▸ **What is being asked**:
How many lines in the records below contain the word "name"? Answer with the number only.

▸ **Records for the task**:
^^^^

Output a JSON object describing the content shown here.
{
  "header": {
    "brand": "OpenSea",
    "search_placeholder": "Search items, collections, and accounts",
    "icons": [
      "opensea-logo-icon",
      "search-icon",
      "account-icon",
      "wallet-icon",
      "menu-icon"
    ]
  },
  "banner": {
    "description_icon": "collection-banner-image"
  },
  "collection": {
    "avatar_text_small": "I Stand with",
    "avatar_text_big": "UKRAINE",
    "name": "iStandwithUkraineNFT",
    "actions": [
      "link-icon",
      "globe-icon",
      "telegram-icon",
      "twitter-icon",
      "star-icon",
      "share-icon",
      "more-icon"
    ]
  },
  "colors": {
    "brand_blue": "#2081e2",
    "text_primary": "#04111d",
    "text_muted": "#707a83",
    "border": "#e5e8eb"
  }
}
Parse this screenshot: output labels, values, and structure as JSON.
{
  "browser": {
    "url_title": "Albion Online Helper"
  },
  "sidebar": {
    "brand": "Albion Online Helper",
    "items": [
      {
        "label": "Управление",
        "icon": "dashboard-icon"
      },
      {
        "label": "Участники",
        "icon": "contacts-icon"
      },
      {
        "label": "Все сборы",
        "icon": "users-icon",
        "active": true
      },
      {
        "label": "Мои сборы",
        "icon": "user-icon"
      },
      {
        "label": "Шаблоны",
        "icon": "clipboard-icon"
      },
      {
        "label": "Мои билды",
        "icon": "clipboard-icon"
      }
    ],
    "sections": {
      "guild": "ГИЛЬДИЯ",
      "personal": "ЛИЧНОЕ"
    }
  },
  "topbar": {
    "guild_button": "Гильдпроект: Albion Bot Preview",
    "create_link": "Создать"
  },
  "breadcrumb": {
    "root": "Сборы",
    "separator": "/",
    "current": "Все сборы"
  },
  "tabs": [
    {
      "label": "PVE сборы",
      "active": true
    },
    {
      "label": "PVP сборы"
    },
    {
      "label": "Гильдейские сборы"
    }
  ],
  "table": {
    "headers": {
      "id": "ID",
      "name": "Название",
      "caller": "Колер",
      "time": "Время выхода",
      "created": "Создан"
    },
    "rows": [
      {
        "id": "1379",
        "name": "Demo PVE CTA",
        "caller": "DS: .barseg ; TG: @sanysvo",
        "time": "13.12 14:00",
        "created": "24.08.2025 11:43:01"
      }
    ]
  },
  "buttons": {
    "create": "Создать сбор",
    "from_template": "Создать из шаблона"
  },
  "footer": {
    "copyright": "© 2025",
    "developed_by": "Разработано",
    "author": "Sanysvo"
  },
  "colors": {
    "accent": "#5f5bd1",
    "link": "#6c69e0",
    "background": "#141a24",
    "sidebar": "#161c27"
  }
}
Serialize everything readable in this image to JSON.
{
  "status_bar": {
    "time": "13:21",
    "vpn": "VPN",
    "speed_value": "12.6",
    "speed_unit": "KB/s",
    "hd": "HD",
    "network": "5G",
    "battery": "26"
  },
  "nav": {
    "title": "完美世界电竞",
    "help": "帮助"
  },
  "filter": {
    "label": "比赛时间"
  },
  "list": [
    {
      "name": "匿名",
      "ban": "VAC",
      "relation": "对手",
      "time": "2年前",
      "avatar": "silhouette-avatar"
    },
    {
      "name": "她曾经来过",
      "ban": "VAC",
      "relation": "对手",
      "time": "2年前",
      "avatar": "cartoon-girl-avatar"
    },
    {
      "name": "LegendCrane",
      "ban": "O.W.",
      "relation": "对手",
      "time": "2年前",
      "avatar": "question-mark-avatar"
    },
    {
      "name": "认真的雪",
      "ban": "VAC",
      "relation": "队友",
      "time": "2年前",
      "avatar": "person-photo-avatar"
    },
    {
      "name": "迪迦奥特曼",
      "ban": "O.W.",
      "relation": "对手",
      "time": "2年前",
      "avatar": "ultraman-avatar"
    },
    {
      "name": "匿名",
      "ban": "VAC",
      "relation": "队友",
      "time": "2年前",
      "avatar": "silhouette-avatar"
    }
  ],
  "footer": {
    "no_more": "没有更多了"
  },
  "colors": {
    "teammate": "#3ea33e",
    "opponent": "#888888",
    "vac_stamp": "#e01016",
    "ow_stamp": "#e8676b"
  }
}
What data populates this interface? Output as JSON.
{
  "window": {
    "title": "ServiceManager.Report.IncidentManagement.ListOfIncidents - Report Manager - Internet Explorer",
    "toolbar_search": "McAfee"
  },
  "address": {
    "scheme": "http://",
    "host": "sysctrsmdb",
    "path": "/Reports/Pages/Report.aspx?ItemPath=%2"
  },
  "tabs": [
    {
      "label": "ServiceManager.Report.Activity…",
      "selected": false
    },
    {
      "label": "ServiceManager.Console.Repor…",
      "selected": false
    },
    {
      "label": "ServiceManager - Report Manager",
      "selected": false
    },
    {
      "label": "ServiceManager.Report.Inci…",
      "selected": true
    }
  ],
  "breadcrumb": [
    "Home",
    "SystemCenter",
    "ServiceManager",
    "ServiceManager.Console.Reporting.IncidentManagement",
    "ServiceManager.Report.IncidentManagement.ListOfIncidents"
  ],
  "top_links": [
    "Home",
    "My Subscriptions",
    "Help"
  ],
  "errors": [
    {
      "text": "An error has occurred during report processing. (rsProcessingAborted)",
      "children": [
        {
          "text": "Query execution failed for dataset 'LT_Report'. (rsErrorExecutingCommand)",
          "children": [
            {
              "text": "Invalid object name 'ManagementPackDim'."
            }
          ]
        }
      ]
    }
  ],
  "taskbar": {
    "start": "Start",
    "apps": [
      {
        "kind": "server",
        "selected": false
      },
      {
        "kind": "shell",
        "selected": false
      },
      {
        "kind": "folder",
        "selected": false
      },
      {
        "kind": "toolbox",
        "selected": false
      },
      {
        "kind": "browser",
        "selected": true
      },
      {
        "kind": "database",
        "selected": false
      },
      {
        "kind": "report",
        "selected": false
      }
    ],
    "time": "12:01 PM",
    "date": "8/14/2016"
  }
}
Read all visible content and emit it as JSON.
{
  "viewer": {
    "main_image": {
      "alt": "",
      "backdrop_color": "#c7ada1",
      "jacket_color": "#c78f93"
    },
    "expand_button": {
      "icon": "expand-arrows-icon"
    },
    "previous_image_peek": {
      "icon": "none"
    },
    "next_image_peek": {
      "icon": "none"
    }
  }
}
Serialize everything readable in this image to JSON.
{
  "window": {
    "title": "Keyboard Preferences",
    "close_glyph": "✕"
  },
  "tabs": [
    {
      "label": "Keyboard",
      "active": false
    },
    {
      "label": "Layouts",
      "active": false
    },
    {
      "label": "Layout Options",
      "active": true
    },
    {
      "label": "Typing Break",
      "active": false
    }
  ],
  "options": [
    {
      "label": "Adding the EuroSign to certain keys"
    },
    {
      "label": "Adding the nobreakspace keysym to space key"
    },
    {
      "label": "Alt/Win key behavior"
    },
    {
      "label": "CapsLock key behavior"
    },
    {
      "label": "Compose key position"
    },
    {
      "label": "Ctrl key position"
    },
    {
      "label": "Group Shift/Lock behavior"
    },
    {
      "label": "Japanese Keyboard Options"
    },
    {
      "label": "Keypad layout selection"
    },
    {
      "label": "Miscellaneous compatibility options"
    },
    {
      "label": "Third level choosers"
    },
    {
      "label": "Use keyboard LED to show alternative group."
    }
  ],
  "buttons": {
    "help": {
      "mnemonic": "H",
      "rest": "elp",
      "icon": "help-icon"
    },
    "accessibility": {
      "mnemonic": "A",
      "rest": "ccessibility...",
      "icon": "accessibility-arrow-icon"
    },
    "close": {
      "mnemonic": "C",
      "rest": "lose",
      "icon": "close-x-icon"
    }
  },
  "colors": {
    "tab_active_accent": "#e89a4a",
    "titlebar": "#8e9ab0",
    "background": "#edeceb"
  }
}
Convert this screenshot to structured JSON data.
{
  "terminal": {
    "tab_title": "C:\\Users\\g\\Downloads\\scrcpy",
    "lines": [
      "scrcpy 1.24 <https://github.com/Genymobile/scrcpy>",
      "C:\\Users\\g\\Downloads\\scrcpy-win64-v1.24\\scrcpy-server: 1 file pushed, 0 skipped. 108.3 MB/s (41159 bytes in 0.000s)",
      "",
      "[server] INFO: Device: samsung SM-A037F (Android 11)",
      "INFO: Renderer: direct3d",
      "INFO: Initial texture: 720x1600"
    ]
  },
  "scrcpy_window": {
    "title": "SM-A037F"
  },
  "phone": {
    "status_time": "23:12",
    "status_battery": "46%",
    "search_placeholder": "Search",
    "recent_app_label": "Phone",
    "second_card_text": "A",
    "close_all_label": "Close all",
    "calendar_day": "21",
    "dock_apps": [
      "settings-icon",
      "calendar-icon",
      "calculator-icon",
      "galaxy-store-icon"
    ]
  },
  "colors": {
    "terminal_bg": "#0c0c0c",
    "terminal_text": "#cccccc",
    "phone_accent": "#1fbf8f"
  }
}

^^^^

▸ **Task result**:
10